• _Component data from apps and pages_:
################

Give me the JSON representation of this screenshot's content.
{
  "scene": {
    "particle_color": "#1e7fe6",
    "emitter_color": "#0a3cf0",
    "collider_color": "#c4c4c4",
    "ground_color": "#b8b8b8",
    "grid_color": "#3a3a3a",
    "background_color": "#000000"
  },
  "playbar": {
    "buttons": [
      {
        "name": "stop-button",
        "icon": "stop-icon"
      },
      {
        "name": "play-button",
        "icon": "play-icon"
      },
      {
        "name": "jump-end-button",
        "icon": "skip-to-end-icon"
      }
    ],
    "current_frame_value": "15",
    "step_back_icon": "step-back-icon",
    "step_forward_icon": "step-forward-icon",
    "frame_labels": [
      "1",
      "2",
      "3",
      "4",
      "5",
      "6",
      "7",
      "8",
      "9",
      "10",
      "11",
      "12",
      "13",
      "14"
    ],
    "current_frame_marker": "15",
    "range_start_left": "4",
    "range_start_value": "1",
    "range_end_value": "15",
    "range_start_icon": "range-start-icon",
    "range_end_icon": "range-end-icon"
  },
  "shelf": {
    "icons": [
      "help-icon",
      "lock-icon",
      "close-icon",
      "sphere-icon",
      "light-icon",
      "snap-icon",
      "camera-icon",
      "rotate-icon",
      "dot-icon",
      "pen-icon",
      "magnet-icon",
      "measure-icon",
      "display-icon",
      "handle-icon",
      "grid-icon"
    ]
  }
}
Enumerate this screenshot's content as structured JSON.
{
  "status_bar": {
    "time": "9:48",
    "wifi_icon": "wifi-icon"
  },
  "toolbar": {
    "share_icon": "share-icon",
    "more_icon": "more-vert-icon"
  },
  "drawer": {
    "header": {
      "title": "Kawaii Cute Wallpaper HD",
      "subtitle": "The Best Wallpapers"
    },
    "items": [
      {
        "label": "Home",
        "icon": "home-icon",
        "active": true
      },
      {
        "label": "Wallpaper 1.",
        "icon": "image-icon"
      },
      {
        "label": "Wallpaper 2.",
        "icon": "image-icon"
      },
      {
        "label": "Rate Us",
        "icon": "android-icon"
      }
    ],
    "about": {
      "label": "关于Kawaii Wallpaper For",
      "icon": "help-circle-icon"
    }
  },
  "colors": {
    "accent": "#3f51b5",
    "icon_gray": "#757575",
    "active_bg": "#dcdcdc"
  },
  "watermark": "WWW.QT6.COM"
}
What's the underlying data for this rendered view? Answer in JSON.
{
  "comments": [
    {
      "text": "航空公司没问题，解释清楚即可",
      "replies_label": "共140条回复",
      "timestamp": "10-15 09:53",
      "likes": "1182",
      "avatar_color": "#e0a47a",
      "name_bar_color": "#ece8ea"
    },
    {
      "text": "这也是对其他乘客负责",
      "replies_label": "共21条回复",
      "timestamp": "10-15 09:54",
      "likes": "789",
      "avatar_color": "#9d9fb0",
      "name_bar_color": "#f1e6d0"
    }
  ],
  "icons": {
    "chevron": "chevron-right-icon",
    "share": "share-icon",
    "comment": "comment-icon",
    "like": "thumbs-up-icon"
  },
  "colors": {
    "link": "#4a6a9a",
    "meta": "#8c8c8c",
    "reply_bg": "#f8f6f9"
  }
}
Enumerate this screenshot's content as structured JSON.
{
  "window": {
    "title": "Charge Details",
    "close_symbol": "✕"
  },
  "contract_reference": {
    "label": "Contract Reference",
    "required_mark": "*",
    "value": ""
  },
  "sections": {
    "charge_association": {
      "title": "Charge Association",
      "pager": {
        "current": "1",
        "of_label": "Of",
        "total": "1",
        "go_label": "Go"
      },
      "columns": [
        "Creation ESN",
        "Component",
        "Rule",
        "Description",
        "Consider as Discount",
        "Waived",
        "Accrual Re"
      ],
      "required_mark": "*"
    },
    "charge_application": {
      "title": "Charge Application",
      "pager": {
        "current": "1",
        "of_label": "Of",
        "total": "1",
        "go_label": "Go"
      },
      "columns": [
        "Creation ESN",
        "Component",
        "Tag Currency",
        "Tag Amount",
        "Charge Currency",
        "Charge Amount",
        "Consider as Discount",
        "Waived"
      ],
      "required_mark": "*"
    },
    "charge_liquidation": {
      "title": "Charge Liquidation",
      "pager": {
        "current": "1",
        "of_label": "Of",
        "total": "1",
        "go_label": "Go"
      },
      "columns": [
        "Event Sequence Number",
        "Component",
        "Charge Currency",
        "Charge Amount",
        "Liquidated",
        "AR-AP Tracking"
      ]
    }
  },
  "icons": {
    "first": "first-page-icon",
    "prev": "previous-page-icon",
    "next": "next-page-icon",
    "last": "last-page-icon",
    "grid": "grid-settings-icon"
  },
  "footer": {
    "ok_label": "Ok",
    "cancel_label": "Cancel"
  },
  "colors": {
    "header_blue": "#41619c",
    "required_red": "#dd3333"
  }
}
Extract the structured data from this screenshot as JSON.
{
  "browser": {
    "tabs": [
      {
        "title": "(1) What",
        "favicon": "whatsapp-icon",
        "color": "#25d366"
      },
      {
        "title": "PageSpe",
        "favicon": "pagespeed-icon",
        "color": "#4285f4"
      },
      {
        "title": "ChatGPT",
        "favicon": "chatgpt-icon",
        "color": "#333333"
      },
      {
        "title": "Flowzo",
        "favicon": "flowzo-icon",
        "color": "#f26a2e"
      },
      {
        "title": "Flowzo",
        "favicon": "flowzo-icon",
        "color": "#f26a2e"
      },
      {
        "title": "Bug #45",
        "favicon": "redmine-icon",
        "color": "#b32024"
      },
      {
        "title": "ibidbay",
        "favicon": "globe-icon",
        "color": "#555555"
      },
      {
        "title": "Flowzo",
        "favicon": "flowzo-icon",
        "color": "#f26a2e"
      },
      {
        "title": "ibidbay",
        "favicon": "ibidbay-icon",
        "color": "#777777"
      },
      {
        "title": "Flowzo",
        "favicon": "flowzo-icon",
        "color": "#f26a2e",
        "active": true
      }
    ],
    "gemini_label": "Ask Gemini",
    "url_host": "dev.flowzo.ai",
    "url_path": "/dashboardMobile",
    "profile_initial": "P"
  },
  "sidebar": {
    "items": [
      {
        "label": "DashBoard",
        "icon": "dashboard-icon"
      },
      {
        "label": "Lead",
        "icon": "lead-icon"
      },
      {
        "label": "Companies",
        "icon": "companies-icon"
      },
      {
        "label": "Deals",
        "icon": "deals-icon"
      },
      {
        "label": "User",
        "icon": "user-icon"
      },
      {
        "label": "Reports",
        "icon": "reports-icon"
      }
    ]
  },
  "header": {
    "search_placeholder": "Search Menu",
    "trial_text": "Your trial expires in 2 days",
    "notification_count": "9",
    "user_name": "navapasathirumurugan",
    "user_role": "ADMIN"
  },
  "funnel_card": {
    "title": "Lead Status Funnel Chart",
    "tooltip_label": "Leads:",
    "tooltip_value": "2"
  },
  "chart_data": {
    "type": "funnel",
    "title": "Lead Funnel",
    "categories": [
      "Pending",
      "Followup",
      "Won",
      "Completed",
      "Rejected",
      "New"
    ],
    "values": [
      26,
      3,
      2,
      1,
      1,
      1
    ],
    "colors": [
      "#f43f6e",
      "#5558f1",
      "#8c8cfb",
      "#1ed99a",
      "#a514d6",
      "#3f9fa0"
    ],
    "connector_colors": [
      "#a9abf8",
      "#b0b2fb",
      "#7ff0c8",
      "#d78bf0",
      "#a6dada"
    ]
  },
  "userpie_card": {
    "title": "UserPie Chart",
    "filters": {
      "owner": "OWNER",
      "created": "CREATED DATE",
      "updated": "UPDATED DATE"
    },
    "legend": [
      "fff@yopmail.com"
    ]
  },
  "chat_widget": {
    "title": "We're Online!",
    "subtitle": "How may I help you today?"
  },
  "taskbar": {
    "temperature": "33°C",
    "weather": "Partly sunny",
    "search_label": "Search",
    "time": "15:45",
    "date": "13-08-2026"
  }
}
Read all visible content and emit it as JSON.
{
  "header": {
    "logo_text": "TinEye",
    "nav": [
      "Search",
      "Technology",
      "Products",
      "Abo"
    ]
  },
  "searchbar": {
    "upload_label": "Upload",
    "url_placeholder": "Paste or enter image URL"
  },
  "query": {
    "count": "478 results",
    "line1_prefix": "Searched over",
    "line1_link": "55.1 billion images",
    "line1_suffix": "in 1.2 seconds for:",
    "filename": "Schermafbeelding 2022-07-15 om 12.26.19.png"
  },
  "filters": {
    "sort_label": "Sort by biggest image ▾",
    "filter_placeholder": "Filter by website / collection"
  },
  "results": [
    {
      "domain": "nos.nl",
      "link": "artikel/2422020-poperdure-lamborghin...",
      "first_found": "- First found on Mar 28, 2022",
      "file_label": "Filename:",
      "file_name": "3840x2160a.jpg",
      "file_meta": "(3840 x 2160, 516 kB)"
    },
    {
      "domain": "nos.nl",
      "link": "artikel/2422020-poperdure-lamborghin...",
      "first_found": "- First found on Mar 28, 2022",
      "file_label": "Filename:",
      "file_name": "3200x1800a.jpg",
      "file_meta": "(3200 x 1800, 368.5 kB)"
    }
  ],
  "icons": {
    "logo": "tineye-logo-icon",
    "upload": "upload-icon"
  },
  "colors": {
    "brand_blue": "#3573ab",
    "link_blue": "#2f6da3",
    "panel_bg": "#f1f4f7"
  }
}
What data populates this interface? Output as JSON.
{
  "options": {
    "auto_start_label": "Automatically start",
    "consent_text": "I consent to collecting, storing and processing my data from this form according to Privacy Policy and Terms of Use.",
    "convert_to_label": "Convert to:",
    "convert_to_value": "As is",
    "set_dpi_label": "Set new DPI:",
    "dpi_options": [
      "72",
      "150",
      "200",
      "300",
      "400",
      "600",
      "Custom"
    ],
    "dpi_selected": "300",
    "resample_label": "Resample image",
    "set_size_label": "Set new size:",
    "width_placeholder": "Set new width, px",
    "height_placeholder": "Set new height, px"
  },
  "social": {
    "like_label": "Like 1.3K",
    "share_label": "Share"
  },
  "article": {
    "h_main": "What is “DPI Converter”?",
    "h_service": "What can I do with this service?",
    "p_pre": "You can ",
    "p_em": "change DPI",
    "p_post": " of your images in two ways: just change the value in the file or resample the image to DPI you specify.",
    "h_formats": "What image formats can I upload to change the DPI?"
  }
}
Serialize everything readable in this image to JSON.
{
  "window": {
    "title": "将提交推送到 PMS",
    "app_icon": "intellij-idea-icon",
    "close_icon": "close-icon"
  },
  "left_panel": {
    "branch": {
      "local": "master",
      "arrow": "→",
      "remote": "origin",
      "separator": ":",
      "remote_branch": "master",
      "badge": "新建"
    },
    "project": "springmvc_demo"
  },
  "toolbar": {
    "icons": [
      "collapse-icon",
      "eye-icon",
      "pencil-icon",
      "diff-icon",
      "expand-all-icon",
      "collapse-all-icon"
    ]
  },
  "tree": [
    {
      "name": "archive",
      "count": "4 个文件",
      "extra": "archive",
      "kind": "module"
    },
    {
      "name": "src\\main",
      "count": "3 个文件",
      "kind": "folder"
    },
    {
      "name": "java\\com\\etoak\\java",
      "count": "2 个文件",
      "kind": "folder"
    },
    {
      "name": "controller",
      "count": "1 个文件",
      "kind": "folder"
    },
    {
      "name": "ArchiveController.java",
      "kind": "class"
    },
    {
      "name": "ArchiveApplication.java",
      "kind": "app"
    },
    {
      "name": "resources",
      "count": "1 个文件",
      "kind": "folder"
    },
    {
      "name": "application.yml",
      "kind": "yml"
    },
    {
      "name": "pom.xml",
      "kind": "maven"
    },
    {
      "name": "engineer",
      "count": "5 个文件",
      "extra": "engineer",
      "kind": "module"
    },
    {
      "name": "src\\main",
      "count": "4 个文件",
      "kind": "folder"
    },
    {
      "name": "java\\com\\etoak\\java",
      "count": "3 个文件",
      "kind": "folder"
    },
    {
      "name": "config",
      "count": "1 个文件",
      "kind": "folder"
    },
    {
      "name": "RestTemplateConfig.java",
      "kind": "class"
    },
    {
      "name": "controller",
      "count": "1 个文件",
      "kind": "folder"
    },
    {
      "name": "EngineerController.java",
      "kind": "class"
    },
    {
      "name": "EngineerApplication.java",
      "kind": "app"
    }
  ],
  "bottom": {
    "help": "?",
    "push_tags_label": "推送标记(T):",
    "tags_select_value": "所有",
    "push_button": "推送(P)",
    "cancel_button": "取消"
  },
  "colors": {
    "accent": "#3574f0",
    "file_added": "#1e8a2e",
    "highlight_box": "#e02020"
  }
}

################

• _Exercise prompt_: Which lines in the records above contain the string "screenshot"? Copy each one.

• _Written solution_:
Give me the JSON representation of this screenshot's content.
Enumerate this screenshot's content as structured JSON.
Enumerate this screenshot's content as structured JSON.
Extract the structured data from this screenshot as JSON.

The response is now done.